Sunday saw us leaving the city and taking the S-Bahn to Esslingen, a little village on the outskirts of Stuttgart. Esslingen had their own version of Christmas markets in the old town, and these were the real deal. The ladies in the office had told me to go to Esslingen and I’m so glad I followed their advice. There were no tourists here, this was a locals haunt. The little village was gorgeous and the old town just stunning: plenty of half timbered houses and Germanic shop signs and cobbled streets!
The markets were traditional and had a Middle Ages or Medieval section – with people dressed up in traditional costume (which freaked the boys out a little). There was carnival bunting everywhere, old fashioned games for kids, fire breathing shows and traditional blacksmiths plying their trade. Carnival rides were man operated machines: the carousel spun around because someone was walking inside a tunnel and propelling the ride; a type of Ferris wheel rotated because two big burly men pulled it around – children clambered into these wooden crates sitting squarely on their bums, holding onto the rails. We had never seen anything like it! In the evening there is no electricity – just big lanterns and fire grates on metal poles – all very dark and foreboding. It was totally amazing and we found ourselves wishing we had visited Esslingen on the Saturday, and not the day we had to come home…

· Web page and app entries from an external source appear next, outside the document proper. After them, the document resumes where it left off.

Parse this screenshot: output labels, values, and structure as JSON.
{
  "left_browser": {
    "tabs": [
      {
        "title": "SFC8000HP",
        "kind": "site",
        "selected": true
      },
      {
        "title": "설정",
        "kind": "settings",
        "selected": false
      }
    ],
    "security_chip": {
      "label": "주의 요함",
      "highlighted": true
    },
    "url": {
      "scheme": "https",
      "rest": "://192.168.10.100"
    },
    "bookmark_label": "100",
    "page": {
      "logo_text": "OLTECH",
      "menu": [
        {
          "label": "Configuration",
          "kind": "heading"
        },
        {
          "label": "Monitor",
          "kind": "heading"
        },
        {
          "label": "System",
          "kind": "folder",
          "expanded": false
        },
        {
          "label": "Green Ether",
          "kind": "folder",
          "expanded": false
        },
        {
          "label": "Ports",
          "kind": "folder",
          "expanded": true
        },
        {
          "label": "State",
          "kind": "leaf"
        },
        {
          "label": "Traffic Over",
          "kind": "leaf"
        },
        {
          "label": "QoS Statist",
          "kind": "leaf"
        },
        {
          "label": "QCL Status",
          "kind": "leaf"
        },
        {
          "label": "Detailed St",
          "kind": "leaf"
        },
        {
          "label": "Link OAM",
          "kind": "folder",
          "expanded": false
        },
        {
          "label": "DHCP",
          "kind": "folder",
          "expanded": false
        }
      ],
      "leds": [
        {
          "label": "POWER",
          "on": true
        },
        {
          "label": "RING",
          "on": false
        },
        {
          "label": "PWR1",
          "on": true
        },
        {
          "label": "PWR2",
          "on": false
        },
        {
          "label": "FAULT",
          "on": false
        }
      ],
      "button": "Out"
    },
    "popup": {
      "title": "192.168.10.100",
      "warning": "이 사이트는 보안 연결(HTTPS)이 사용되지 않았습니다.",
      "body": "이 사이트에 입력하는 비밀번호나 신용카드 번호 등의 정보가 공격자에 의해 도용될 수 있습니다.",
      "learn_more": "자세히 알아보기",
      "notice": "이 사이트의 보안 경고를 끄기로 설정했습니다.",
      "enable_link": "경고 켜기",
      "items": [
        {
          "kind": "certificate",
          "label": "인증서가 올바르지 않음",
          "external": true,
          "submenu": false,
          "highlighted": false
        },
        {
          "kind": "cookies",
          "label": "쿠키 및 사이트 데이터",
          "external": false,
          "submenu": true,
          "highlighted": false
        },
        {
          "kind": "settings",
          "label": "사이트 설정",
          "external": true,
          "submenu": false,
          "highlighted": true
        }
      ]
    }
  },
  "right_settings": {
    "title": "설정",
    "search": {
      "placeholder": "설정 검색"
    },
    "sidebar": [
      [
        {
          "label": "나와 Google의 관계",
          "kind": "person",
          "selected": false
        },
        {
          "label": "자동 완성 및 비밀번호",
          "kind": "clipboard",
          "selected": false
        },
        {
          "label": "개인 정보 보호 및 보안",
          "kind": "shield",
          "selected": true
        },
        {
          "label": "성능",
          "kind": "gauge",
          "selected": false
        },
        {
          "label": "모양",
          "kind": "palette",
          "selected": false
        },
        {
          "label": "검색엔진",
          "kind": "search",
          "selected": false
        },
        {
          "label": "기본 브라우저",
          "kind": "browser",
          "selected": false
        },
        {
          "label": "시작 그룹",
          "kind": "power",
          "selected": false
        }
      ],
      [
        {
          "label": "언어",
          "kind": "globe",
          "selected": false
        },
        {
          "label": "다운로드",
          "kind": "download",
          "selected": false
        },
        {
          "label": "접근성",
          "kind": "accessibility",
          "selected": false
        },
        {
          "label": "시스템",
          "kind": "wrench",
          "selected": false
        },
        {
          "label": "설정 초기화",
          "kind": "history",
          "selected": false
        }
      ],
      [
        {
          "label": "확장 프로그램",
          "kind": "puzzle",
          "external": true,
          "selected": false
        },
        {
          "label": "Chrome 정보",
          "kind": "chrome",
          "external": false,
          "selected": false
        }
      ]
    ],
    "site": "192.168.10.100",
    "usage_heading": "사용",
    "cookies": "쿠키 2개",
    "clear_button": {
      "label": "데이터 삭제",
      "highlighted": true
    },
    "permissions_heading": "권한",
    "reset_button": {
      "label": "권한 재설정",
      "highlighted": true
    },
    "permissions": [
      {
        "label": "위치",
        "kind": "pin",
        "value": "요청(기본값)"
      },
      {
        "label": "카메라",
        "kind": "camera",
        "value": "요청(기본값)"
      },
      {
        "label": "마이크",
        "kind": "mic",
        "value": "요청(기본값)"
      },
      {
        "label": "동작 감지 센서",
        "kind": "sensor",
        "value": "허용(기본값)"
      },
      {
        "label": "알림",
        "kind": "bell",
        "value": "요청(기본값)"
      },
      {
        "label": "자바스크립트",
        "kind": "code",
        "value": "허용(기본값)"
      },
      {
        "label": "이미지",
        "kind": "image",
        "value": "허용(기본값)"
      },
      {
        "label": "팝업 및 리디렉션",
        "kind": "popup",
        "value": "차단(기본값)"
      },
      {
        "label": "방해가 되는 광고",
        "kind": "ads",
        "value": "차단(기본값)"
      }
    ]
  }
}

Our weekend was exhausting and delicious and fun. It was dark and beautifully romantic and ultimately very Christmassy! But it was also very cold and sometimes difficult for the boys to enjoy. They are getting older, too big to piggyback, more certain about what they want to do and better able to communicate it! I would be lying if I said there weren’t moments of ‘never again’ and ‘this is our last Europe trip’ while trying to negotiate train timetables, toilets, cold fingers and sore legs. But then I look back and see what they did get out of it: a knowledge of the train system and confidence in knowing which number to catch; an opportunity to practise another language; a chance to try (and love) new foods; an iceskate on an outside rink in front of a palace; a different currency; Herr Wolfgang Richter, and watching and listening to their mother negotiate a language other than English and in their eyes at least, thinking that’s awesome 🙂